(EXTRACTED MATERIAL begins)
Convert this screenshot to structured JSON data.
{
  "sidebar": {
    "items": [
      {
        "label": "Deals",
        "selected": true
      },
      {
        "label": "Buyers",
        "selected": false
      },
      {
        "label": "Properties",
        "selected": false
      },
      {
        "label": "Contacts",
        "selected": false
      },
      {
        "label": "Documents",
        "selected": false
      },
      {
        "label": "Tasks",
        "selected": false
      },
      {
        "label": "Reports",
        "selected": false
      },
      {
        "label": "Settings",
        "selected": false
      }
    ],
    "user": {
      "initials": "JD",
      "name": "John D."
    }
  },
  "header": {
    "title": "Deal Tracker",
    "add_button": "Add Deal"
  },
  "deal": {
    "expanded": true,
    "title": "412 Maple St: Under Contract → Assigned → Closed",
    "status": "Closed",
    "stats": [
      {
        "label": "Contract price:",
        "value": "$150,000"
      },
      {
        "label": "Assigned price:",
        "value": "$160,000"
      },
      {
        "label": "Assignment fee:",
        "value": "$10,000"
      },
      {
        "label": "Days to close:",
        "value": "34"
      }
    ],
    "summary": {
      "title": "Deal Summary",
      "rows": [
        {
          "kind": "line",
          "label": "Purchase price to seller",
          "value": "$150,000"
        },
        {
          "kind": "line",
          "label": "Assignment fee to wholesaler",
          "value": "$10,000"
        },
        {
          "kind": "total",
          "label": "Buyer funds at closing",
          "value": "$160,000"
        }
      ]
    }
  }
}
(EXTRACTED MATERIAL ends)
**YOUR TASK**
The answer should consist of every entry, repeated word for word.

**TASK ANSWER**
Convert this screenshot to structured JSON data.
{
  "sidebar": {
    "items": [
      {
        "label": "Deals",
        "selected": true
      },
      {
        "label": "Buyers",
        "selected": false
      },
      {
        "label": "Properties",
        "selected": false
      },
      {
        "label": "Contacts",
        "selected": false
      },
      {
        "label": "Documents",
        "selected": false
      },
      {
        "label": "Tasks",
        "selected": false
      },
      {
        "label": "Reports",
        "selected": false
      },
      {
        "label": "Settings",
        "selected": false
      }
    ],
    "user": {
      "initials": "JD",
      "name": "John D."
    }
  },
  "header": {
    "title": "Deal Tracker",
    "add_button": "Add Deal"
  },
  "deal": {
    "expanded": true,
    "title": "412 Maple St: Under Contract → Assigned → Closed",
    "status": "Closed",
    "stats": [
      {
        "label": "Contract price:",
        "value": "$150,000"
      },
      {
        "label": "Assigned price:",
        "value": "$160,000"
      },
      {
        "label": "Assignment fee:",
        "value": "$10,000"
      },
      {
        "label": "Days to close:",
        "value": "34"
      }
    ],
    "summary": {
      "title": "Deal Summary",
      "rows": [
        {
          "kind": "line",
          "label": "Purchase price to seller",
          "value": "$150,000"
        },
        {
          "kind": "line",
          "label": "Assignment fee to wholesaler",
          "value": "$10,000"
        },
        {
          "kind": "total",
          "label": "Buyer funds at closing",
          "value": "$160,000"
        }
      ]
    }
  }
}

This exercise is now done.